*DATA SHOWN*.
......

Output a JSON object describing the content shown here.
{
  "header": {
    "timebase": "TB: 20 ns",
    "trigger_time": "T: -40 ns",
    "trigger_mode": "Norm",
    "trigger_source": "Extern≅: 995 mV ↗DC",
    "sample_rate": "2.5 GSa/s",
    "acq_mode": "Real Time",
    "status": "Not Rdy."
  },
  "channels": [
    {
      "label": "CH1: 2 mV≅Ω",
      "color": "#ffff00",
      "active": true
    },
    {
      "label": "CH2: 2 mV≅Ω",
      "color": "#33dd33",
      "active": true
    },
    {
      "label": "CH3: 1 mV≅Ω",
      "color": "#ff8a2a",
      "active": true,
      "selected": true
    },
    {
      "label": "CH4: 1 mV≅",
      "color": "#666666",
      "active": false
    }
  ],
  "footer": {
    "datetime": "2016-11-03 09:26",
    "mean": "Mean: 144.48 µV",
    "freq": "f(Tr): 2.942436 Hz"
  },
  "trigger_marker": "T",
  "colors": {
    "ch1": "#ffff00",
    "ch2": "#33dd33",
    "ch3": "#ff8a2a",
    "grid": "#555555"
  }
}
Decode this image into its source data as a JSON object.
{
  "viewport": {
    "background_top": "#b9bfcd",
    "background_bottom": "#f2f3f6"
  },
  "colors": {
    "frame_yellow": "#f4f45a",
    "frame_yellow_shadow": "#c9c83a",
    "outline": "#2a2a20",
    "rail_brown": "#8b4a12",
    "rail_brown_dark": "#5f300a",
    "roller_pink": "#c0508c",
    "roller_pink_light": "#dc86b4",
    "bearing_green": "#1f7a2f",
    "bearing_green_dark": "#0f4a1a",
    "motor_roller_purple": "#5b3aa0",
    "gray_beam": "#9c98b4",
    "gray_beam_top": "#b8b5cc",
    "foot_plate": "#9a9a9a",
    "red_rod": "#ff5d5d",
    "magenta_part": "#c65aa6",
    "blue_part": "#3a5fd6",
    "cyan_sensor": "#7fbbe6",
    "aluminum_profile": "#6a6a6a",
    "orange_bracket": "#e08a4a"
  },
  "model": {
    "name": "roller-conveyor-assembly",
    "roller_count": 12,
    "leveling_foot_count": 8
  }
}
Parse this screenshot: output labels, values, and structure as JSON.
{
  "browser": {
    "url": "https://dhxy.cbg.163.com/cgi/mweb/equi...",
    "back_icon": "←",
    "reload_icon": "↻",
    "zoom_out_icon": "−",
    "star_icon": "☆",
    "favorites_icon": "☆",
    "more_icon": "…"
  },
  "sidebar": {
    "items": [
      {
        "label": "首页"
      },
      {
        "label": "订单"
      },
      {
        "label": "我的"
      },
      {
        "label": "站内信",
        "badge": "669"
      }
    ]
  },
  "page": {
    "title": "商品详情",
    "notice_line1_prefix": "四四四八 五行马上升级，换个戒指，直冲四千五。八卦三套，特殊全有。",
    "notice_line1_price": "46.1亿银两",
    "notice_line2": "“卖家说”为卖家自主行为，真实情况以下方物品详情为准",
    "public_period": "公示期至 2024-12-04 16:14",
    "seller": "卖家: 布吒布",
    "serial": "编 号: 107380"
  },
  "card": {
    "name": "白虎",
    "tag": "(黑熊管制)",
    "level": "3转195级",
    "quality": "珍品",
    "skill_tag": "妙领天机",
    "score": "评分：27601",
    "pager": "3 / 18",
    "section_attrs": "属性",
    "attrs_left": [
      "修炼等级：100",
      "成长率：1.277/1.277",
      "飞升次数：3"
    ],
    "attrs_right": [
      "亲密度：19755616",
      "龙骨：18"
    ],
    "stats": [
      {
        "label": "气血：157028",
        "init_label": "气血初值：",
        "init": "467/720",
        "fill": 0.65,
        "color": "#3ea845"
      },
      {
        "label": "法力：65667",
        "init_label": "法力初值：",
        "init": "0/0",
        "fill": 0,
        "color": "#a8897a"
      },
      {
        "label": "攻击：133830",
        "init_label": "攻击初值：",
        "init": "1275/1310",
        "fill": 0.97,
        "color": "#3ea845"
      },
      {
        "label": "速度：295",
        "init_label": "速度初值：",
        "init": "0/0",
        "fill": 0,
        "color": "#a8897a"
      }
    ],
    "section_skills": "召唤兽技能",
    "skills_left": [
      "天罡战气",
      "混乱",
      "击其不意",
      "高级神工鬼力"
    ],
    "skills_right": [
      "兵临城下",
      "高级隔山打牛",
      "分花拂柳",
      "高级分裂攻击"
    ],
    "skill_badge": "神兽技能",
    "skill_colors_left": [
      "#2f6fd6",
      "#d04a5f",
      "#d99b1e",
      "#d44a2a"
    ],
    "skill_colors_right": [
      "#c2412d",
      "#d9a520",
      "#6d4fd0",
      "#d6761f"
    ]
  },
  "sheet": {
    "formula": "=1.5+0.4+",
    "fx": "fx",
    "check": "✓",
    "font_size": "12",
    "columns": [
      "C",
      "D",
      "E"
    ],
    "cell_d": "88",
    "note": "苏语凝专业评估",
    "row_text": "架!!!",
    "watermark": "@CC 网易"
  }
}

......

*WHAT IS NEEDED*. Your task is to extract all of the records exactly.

*EXERCISE ANSWER*.
Output a JSON object describing the content shown here.
{
  "header": {
    "timebase": "TB: 20 ns",
    "trigger_time": "T: -40 ns",
    "trigger_mode": "Norm",
    "trigger_source": "Extern≅: 995 mV ↗DC",
    "sample_rate": "2.5 GSa/s",
    "acq_mode": "Real Time",
    "status": "Not Rdy."
  },
  "channels": [
    {
      "label": "CH1: 2 mV≅Ω",
      "color": "#ffff00",
      "active": true
    },
    {
      "label": "CH2: 2 mV≅Ω",
      "color": "#33dd33",
      "active": true
    },
    {
      "label": "CH3: 1 mV≅Ω",
      "color": "#ff8a2a",
      "active": true,
      "selected": true
    },
    {
      "label": "CH4: 1 mV≅",
      "color": "#666666",
      "active": false
    }
  ],
  "footer": {
    "datetime": "2016-11-03 09:26",
    "mean": "Mean: 144.48 µV",
    "freq": "f(Tr): 2.942436 Hz"
  },
  "trigger_marker": "T",
  "colors": {
    "ch1": "#ffff00",
    "ch2": "#33dd33",
    "ch3": "#ff8a2a",
    "grid": "#555555"
  }
}
Decode this image into its source data as a JSON object.
{
  "viewport": {
    "background_top": "#b9bfcd",
    "background_bottom": "#f2f3f6"
  },
  "colors": {
    "frame_yellow": "#f4f45a",
    "frame_yellow_shadow": "#c9c83a",
    "outline": "#2a2a20",
    "rail_brown": "#8b4a12",
    "rail_brown_dark": "#5f300a",
    "roller_pink": "#c0508c",
    "roller_pink_light": "#dc86b4",
    "bearing_green": "#1f7a2f",
    "bearing_green_dark": "#0f4a1a",
    "motor_roller_purple": "#5b3aa0",
    "gray_beam": "#9c98b4",
    "gray_beam_top": "#b8b5cc",
    "foot_plate": "#9a9a9a",
    "red_rod": "#ff5d5d",
    "magenta_part": "#c65aa6",
    "blue_part": "#3a5fd6",
    "cyan_sensor": "#7fbbe6",
    "aluminum_profile": "#6a6a6a",
    "orange_bracket": "#e08a4a"
  },
  "model": {
    "name": "roller-conveyor-assembly",
    "roller_count": 12,
    "leveling_foot_count": 8
  }
}
Parse this screenshot: output labels, values, and structure as JSON.
{
  "browser": {
    "url": "https://dhxy.cbg.163.com/cgi/mweb/equi...",
    "back_icon": "←",
    "reload_icon": "↻",
    "zoom_out_icon": "−",
    "star_icon": "☆",
    "favorites_icon": "☆",
    "more_icon": "…"
  },
  "sidebar": {
    "items": [
      {
        "label": "首页"
      },
      {
        "label": "订单"
      },
      {
        "label": "我的"
      },
      {
        "label": "站内信",
        "badge": "669"
      }
    ]
  },
  "page": {
    "title": "商品详情",
    "notice_line1_prefix": "四四四八 五行马上升级，换个戒指，直冲四千五。八卦三套，特殊全有。",
    "notice_line1_price": "46.1亿银两",
    "notice_line2": "“卖家说”为卖家自主行为，真实情况以下方物品详情为准",
    "public_period": "公示期至 2024-12-04 16:14",
    "seller": "卖家: 布吒布",
    "serial": "编 号: 107380"
  },
  "card": {
    "name": "白虎",
    "tag": "(黑熊管制)",
    "level": "3转195级",
    "quality": "珍品",
    "skill_tag": "妙领天机",
    "score": "评分：27601",
    "pager": "3 / 18",
    "section_attrs": "属性",
    "attrs_left": [
      "修炼等级：100",
      "成长率：1.277/1.277",
      "飞升次数：3"
    ],
    "attrs_right": [
      "亲密度：19755616",
      "龙骨：18"
    ],
    "stats": [
      {
        "label": "气血：157028",
        "init_label": "气血初值：",
        "init": "467/720",
        "fill": 0.65,
        "color": "#3ea845"
      },
      {
        "label": "法力：65667",
        "init_label": "法力初值：",
        "init": "0/0",
        "fill": 0,
        "color": "#a8897a"
      },
      {
        "label": "攻击：133830",
        "init_label": "攻击初值：",
        "init": "1275/1310",
        "fill": 0.97,
        "color": "#3ea845"
      },
      {
        "label": "速度：295",
        "init_label": "速度初值：",
        "init": "0/0",
        "fill": 0,
        "color": "#a8897a"
      }
    ],
    "section_skills": "召唤兽技能",
    "skills_left": [
      "天罡战气",
      "混乱",
      "击其不意",
      "高级神工鬼力"
    ],
    "skills_right": [
      "兵临城下",
      "高级隔山打牛",
      "分花拂柳",
      "高级分裂攻击"
    ],
    "skill_badge": "神兽技能",
    "skill_colors_left": [
      "#2f6fd6",
      "#d04a5f",
      "#d99b1e",
      "#d44a2a"
    ],
    "skill_colors_right": [
      "#c2412d",
      "#d9a520",
      "#6d4fd0",
      "#d6761f"
    ]
  },
  "sheet": {
    "formula": "=1.5+0.4+",
    "fx": "fx",
    "check": "✓",
    "font_size": "12",
    "columns": [
      "C",
      "D",
      "E"
    ],
    "cell_d": "88",
    "note": "苏语凝专业评估",
    "row_text": "架!!!",
    "watermark": "@CC 网易"
  }
}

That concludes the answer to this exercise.